_TASK BRIEF_.
Among the lines below, count those containing the word "aliyuncs". Give the number only.

>>>

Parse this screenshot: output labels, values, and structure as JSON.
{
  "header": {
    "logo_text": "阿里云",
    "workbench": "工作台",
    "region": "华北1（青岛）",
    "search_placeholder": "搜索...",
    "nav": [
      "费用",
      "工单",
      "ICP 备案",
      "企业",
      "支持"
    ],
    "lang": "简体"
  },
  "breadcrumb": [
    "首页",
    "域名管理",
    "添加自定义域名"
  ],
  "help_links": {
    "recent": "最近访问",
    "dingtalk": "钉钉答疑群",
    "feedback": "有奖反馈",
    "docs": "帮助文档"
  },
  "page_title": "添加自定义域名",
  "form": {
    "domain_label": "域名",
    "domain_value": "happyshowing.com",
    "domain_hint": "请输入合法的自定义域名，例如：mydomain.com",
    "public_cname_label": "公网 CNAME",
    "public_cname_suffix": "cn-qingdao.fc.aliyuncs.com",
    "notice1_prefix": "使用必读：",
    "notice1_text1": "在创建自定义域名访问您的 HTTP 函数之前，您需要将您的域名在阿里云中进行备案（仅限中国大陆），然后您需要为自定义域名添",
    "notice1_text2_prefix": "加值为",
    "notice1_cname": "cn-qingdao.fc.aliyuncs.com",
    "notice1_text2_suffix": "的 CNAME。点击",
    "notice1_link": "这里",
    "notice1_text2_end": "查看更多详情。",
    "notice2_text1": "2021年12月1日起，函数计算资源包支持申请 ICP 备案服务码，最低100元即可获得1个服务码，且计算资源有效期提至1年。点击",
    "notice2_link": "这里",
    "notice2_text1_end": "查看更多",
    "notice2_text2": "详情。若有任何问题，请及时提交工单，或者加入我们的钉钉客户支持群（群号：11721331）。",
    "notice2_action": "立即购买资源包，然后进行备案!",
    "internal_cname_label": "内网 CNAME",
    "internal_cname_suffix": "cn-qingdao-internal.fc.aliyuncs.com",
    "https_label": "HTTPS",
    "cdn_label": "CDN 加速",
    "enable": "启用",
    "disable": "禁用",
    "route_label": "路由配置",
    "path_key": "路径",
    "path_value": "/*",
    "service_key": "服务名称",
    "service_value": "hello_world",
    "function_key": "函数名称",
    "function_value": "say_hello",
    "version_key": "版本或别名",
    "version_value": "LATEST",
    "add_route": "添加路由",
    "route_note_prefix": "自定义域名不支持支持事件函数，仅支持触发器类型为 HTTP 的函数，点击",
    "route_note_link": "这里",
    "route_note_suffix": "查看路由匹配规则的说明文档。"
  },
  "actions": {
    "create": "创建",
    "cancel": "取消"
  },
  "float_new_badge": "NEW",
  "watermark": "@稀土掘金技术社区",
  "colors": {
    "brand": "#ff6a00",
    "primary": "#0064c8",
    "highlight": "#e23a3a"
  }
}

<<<

_EXERCISE SOLUTION_.
3